- TASK PROMPT -
Filter the entries below, keeping only lines with the word "this".

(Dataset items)
---*---

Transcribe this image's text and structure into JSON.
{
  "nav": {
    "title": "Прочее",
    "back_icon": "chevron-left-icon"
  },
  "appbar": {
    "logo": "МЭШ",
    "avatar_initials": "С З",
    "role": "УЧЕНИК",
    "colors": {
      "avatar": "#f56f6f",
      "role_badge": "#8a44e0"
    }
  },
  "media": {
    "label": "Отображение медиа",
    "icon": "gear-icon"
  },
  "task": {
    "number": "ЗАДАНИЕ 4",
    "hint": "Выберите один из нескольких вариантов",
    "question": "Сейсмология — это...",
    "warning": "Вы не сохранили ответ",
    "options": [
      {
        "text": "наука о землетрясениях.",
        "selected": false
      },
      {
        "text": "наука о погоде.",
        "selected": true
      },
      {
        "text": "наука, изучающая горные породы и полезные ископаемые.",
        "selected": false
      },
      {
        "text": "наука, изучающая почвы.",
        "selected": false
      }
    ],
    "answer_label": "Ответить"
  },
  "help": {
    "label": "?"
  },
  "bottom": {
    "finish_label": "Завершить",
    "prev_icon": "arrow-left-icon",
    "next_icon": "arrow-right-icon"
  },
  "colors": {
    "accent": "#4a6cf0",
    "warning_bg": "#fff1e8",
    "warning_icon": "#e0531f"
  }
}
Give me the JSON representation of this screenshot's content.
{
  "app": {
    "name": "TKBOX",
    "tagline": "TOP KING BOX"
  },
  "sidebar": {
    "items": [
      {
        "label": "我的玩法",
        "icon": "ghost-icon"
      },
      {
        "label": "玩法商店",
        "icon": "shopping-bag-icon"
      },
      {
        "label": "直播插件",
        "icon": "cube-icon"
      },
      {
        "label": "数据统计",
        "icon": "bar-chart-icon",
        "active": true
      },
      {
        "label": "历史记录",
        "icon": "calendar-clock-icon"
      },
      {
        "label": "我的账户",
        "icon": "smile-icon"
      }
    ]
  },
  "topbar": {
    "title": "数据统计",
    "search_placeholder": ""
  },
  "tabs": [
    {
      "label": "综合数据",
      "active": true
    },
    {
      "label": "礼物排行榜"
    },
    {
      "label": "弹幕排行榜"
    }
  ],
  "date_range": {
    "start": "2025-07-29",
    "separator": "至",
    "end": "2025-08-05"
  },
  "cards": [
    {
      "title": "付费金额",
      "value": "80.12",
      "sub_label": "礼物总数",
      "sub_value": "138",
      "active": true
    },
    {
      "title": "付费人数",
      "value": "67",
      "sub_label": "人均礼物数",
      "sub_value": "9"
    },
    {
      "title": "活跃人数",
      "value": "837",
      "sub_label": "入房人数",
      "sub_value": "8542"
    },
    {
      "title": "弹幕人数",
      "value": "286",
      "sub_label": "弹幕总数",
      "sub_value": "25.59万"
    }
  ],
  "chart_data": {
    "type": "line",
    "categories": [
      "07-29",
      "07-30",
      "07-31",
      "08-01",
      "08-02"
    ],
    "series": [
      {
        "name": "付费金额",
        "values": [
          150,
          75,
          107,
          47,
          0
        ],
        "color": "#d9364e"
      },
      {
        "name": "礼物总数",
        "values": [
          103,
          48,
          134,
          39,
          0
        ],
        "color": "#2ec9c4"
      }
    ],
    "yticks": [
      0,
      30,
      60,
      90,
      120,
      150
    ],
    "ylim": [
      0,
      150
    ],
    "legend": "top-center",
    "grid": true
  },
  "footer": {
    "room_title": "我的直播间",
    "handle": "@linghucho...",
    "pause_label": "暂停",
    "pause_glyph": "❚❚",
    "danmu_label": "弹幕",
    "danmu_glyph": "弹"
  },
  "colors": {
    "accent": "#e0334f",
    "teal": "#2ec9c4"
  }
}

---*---

- RESPONSE -
Transcribe this image's text and structure into JSON.
Give me the JSON representation of this screenshot's content.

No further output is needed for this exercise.